The month of January is named after the Roman god, Janus, who presides over beginnings, transitions, and ends. Janus wears two faces, the one looking back and the other, forward. 2013 is no longer within reach except through our memories and through history; the future is a blank canvas on which our stories must yet be inscribed. We seek happiness, succinctly described by Aristotle: Happiness is the full use of one’s faculties in the pursuit of excellence. The Book of Proverbs makes clear that “where there is no vision, the people perish; he that keepeth the law, happy is he” (Prov 29:18).
So let us begin with some pearls of wisdom to inspire our comings and goings.
What shall my vision be in 2014? From Alfred Lord Tennyson, “Ring out, Wild Bells:”
(. . .)
“Ring out the old, ring in the new,
Ring happy bells across the snow;
The year is going, let him go,
Ring out the false, ring in the true.
Ring out the grief that saps the mind,
For those that here we see no more,
Ring out the feud of rich and poor,
Ring in redress to all mankind.
Ring out a slowly dying cause,
And ancient forms of party strife;
Ring in the nobler modes of life,
With sweeter manners, purer laws.
Ring out the want, the care, the sin,
The faithless coldness of the times
Ring out, ring out my mournful rhymes,
But ring the fuller minstrel in.
Ring out false pride in place and blood,
The civic slander and the spite;
Ring in the love of truth and right,
Ring in the common love of good.
Ring out old shapes of foul disease,
Ring out the narrowing lust of gold;
Ring out the thousand wars of old,
Ring in the thousand years of peace.
Ring in the valiant man and free,
The larger heart, the kinder hand;
Ring out the darkness of the land,
Ring in the Christ that is to be.”
How shall I nourish my mind in 2014?
“Read and your world will grow larger.” (Aphorism)
From Emily Dickinson:
“There is no frigate like a Book
To take us Lands away
Nor any Courses like a Page
Of prancing Poetry—
This Traverse may the poorest take
Without oppress of Toll
How frugal is the Chariot
That bears the Human Soul—.” (“There Is No Frigate like a Book”)
How shall I speak during 2014?
“Let your speech always be gracious and seasoned with salt, so that you may know how to answer each person” (Colossians 4:6).
Again, from the "Belle of Amherst":
I fear a Man of frugal Speech—
I fear a Silent Man—
Haranguer—I can overtake—
But He who weigheth—While the Rest—
Expand their further pound—
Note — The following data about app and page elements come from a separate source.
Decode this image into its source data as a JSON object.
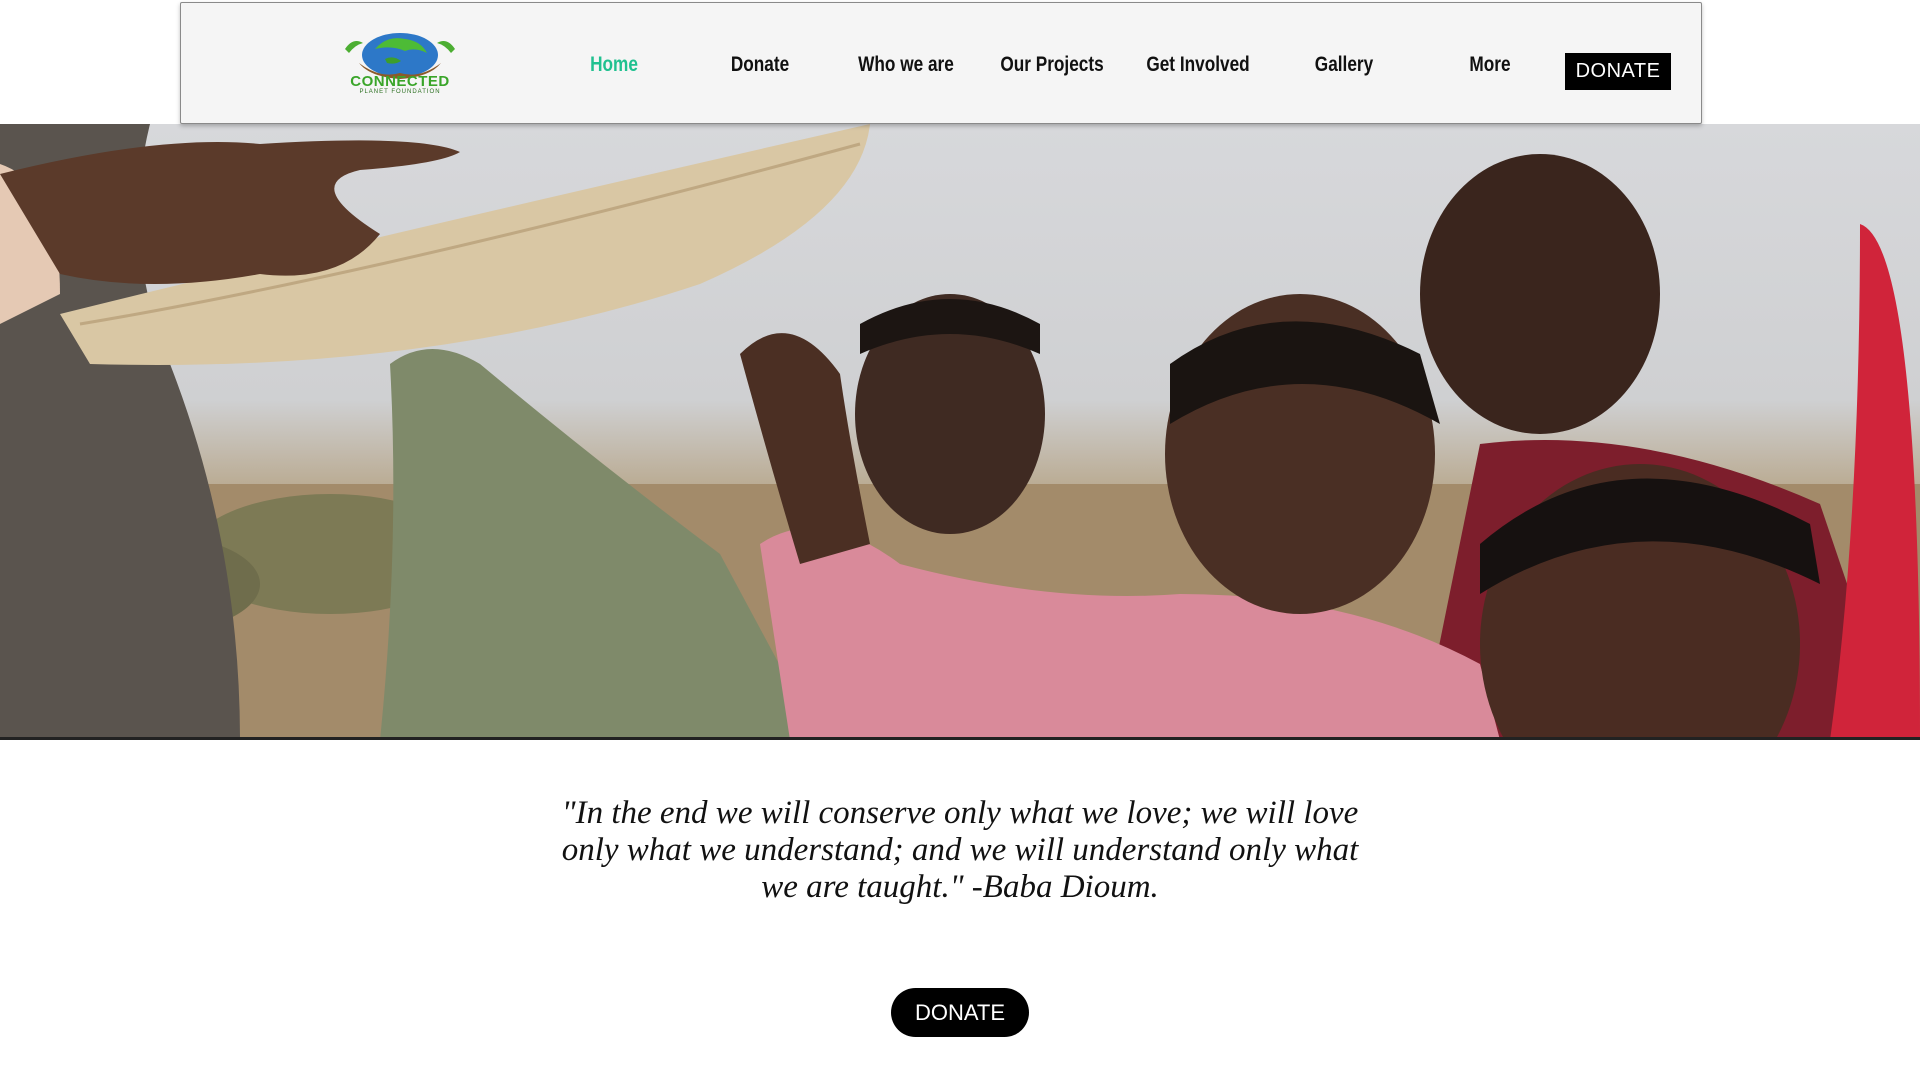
{
  "header": {
    "logo": {
      "title": "CONNECTED",
      "subtitle": "PLANET FOUNDATION",
      "icon": "earth-in-hands-icon"
    },
    "nav": [
      {
        "label": "Home",
        "active": true
      },
      {
        "label": "Donate",
        "active": false
      },
      {
        "label": "Who we are",
        "active": false
      },
      {
        "label": "Our Projects",
        "active": false
      },
      {
        "label": "Get Involved",
        "active": false
      },
      {
        "label": "Gallery",
        "active": false
      },
      {
        "label": "More",
        "active": false
      }
    ],
    "donate_button": "DONATE"
  },
  "hero": {
    "image": "children-holding-elephant-tusk-photo"
  },
  "quote": {
    "text": "\"In the end we will conserve only what we love; we will love only what we understand; and we will understand only what we are taught.\" -Baba Dioum."
  },
  "cta": {
    "donate_button": "DONATE"
  },
  "colors": {
    "accent": "#20c190",
    "button_bg": "#000000",
    "button_text": "#ffffff"
  }
}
Of this Man—I am wary—
I fear that He is Grand—.”
How shall I work in 2014?
From Robert Frost:
“The woods are lovely dark and deep.
But I have promises to keep
And miles to go before I sleep,
And miles to go before I sleep. (“Stopping by Woods on a Snowy Evening”)
And again, from Robert Frost:
“Two roads diverged in a wood, and I—
I took the one less traveled by,
And that has made all the difference. (“The Road Not Taken”)
From Tennyson’s poem “Ulysses:”
“How dull it is to pause, to make an end,
To rust unburnish’d, not to shine in use.”
How shall I care for my body in 2014?
“Physical fitness is not only one of the most important keys to a healthy body; it is the basis of dynamic and creative intellectual activity” (Pres. John F. Kennedy).
“Whether you eat or drink, do all for the glory of God” (1 Cor 10:31).
And what of my prayer in 2014?
St. Augustine tells us what we already know from experience: “You have made us for yourself, O Lord, and our hearts are restless until they rest in you” (Confessions 1:1-2).
From the verse of Robert Browning: “Ah, but a man’s reach should exceed his grasp, Or what’s a heaven for?” (Andrea del Sarto)
From St. Paul, in his Letter to the Philippians (2:14-15): “Do all things without murmuring and arguing, so that you may be blameless and innocent, children of God without blemish in the midst of a crooked and perverse generation, in which you shine like the stars.”
From St. Teresa of Avila:
“Let nothing disturb you. Let nothing frighten you.
Everything passes. God never changes.
Patience obtains all.
Whoever has God wants for nothing.
God alone is enough.”
“When upon your face I held my gaze,
I could not keep myself from wondering
Where you had gone to spend your winter days,
That you should be so lovely in the spring.” (Joseph Roccasalvo, “Sonata Pathétique”)